Product: Haagen Dazs

Agency: Bartle Bogle Hegarty

Spend: pounds 2m

Have you noticed the dreary, square, middle-aged couple newly popular in advertising? They are there in the Maxwell House ad, scorning the fun of their coffee-swilling neighbours; they are the suburban Utterly Butterly family driven barmy by the excitement of a butter replacement; they are the dull people who should not buy the Toyota Rav 4; they are the duo whose vegetables leave their fridge because they don't have a Sinus. Now they are the cold, frumpy couple beneath the "hot" Haagen-Dazs lovers, banging on the ceiling with a broom. Meet the post-aspirational advertising couple.

Five years of recession and a complexifying market place have encouraged advertisers to appeal to consumers not so much on the increasingly intangible attraction of what they want to be, but rather on the more certain repulsion of what they definitely do not want to be. Hence the post-aspirationals.

But the real star of post-aspirational advertising is the anti-yuppie. Once the ultimate aspiration figure, the yuppie is now, appropriately, the caricatured face of post-aspiration advertising, selling products on the basis that people like him do not use them. In Abbey National "First Day at School" ad, he pulls up next to Dad's sensible family car in his red, fuel-injected BMW coupe, chewing gum and winking devilishly at the young schoolboy before squealing away (Abbey National dads are not like that).

He is there again in the Audi A4 campaign, being used hypocritically to extol the adrenalin-rich temptations of the car before revealing that he was just test-driving it and it "isn't really his style".

Aspirations without contrasts are not to be trusted these days; even sex - hence the thermal-imaged, hot/cold, sexy/frumpy Haagen-Dazs ad. Given the suspicion of positivity, post-aspirational advertising can be snobbish, sneering and intolerant in a way that makes Eighties advertising look positively democratic (here, the anti-yuppie is always coded as working- class-made-bad).
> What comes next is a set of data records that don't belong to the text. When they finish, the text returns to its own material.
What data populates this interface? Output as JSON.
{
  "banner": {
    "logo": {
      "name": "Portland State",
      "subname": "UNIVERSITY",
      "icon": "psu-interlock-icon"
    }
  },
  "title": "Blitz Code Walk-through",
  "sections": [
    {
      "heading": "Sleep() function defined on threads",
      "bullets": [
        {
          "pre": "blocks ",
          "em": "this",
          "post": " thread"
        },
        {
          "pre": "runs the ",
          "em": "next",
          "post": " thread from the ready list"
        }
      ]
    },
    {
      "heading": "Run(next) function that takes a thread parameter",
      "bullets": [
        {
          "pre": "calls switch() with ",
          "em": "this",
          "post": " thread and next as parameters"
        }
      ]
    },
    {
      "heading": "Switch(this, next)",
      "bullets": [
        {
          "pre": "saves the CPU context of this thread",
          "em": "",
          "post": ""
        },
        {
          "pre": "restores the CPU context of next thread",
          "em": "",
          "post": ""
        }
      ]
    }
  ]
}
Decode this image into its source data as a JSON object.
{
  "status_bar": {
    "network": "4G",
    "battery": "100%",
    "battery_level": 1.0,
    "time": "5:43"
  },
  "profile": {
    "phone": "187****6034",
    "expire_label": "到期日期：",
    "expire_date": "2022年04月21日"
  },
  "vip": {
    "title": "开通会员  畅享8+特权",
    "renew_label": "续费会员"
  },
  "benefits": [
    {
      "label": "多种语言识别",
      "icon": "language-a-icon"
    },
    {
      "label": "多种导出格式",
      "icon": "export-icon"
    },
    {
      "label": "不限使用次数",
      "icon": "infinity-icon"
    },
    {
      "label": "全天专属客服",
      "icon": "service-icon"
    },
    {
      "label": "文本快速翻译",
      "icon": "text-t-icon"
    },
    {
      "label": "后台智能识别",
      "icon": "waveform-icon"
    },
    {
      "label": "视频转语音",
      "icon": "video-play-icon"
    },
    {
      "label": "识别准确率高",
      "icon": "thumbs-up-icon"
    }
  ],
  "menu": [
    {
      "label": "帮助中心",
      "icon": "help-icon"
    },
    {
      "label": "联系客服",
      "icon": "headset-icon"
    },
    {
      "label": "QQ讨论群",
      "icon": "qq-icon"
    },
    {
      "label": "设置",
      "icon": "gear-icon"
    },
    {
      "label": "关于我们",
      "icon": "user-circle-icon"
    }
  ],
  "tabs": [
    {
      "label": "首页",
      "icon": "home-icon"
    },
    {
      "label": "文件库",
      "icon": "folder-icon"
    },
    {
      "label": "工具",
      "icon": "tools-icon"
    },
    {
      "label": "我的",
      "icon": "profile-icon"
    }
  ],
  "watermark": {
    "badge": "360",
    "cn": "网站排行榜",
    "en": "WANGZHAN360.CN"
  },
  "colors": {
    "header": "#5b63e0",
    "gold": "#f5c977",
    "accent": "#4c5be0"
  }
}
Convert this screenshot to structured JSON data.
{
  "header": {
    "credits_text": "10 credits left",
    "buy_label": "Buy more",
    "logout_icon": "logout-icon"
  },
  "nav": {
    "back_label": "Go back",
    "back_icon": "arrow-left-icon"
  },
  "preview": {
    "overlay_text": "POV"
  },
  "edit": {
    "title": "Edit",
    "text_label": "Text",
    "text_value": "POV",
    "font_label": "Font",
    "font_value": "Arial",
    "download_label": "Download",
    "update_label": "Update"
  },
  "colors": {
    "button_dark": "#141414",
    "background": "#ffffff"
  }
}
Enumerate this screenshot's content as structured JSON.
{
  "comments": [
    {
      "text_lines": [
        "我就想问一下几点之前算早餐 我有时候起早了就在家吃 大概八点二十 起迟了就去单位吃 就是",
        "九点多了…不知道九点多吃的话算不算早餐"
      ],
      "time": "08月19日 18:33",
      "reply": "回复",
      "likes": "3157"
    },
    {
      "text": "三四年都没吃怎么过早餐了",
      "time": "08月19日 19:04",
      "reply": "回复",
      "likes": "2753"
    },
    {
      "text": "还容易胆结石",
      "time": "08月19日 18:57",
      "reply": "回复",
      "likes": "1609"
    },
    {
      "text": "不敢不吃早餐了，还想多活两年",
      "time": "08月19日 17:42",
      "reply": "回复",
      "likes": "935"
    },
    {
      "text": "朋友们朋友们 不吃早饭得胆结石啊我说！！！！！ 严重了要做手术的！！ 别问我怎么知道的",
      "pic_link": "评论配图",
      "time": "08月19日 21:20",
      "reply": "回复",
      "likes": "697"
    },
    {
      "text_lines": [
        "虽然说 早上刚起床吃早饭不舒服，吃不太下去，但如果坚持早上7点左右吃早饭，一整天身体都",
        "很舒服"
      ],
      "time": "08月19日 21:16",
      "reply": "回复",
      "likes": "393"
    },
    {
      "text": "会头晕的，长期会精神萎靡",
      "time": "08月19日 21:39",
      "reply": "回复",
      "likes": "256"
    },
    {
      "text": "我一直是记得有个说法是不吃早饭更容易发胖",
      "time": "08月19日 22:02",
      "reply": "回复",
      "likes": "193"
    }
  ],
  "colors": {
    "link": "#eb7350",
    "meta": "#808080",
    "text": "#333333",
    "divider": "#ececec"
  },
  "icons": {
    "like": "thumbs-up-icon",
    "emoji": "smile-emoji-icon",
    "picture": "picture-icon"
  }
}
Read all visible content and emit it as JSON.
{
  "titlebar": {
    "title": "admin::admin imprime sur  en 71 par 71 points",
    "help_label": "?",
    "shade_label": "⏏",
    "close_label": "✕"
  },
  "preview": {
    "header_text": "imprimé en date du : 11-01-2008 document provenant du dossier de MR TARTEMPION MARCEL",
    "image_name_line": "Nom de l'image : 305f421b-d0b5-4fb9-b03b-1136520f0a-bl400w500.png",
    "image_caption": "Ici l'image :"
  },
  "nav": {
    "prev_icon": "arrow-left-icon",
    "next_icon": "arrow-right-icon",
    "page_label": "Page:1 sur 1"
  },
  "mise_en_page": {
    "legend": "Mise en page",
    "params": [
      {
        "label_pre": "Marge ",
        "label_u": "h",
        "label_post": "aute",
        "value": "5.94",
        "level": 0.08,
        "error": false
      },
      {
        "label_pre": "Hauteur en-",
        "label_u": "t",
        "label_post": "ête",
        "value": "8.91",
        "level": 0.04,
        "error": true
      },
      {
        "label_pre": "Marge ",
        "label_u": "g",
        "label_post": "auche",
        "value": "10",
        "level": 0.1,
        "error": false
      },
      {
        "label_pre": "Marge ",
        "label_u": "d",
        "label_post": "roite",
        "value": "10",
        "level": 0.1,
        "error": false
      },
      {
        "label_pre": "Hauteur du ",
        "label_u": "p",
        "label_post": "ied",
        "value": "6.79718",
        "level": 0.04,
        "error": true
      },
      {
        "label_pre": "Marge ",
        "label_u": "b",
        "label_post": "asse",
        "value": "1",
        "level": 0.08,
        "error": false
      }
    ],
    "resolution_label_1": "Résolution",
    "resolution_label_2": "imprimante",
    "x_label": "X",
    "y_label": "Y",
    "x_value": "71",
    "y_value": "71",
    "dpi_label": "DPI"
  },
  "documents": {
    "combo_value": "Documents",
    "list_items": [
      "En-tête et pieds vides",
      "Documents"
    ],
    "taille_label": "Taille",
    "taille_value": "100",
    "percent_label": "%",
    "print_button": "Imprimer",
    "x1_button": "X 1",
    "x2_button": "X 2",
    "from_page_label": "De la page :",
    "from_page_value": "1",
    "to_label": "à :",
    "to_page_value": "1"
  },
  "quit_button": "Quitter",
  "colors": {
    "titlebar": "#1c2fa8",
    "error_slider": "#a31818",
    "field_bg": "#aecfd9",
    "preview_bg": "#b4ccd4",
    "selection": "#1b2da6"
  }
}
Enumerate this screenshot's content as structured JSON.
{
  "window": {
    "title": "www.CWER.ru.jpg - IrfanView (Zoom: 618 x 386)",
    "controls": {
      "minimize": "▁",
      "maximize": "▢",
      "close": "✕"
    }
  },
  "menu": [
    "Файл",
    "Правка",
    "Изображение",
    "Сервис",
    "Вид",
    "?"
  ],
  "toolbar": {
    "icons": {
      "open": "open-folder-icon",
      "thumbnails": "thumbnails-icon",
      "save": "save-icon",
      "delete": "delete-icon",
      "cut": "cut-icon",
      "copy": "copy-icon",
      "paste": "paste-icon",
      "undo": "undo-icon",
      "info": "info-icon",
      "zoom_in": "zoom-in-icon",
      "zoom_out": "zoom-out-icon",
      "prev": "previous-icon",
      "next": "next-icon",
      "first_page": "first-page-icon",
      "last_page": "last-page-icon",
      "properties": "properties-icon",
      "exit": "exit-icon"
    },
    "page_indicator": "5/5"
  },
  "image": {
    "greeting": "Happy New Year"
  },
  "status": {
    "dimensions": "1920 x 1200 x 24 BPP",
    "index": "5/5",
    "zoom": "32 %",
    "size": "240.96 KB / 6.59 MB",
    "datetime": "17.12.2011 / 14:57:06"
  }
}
The only aspiration that does not need a qualification these days appears to be haut bourgeois Frenchness. The Renault family are so confident of their status as anciens riches idlers that they revel in their tinny little cars. Could someone bang on their adjoining walls with a broom?